“It’s an honor to receive it for what it represents, but it was also the last scholarship I needed in order to finish college,” Villalobos said. “It was the day I knew my dream of graduating from a university was going to be a reality. That day was the first time in my life I felt I could finally breathe.”
While at NIU, Sandy Lopez, assistant to the director at NIU's Center for Latino and Latin American Studies, made her aware of scholarships and helped her emotionally. She is also thankful to Denise Schoenbachler, an NIU marketing professor and former dean of the College of Business, who was one of her best mentors and helped her gain confidence.
“Northern was the only school that believed in me enough to offer me scholarships,” Villalobos said, “and everyone was extremely caring.”
Beginning a job without a mentor was difficult, she said, but she used self-motivation to execute plans in a timely matter and was persistent to move forward. Through that positive attitude and hard work, she has moved up to become a branch manager for Enterprise Holdings, which owns several vehicle rental companies.
As a representative of Enterprise, she gives back to Northern through the sales program in the Department of Marketing.

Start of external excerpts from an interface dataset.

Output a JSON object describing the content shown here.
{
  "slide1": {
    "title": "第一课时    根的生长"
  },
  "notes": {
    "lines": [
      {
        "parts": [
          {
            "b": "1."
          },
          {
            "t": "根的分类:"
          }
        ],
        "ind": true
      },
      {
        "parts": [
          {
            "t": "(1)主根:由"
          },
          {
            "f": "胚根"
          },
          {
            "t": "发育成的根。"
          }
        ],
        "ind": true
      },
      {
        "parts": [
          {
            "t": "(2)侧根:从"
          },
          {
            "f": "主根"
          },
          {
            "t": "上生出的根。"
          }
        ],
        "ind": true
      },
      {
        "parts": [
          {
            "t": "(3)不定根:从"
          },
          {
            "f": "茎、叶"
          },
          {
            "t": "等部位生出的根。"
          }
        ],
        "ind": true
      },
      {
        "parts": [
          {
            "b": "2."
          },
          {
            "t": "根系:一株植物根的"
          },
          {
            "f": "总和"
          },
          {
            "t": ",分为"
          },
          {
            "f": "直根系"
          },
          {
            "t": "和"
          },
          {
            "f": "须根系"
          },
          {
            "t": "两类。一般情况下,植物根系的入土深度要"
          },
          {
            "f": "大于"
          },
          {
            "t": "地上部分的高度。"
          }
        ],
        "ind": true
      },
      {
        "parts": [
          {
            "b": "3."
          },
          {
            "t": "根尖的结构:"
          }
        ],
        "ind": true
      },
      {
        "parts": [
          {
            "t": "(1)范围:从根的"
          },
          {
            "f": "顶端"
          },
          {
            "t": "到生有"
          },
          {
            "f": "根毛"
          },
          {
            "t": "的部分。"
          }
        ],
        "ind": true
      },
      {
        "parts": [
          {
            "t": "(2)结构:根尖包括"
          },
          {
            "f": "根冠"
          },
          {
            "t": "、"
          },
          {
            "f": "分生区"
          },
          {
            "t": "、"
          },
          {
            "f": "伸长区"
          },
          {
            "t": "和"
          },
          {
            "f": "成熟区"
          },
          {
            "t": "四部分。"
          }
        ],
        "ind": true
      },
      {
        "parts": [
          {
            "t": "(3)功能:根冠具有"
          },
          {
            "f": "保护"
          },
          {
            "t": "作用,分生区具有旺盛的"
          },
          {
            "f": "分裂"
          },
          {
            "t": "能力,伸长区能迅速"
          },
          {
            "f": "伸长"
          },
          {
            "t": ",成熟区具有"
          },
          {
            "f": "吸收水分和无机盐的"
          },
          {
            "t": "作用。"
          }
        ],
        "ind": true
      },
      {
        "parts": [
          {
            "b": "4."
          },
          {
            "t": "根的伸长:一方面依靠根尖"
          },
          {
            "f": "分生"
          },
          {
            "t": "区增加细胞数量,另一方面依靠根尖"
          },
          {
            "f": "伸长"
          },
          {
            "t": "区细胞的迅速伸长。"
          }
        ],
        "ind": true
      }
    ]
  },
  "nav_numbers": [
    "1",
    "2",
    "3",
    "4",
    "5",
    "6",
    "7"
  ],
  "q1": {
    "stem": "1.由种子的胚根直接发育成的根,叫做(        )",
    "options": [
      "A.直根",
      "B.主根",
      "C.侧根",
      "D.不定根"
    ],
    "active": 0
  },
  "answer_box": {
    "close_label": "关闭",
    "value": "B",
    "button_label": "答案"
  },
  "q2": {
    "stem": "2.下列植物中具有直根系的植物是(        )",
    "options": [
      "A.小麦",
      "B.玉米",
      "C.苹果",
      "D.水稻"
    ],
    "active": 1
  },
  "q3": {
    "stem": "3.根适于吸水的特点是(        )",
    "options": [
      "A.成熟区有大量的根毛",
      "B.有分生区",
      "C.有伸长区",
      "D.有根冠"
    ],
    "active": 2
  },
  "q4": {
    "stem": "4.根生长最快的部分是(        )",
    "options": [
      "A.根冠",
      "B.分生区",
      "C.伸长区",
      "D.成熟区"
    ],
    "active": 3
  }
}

She takes part in the role playing that students do with industry professionals and talks to students about preparing for the job market.
As far as the future, she believes in the power of hope and is thankful for her mother bringing her and her sister to the U.S. to keep them safe.
“Thinking of the sacrifices my mother made for us is what keeps me going,” she said.
By Colleen Leonard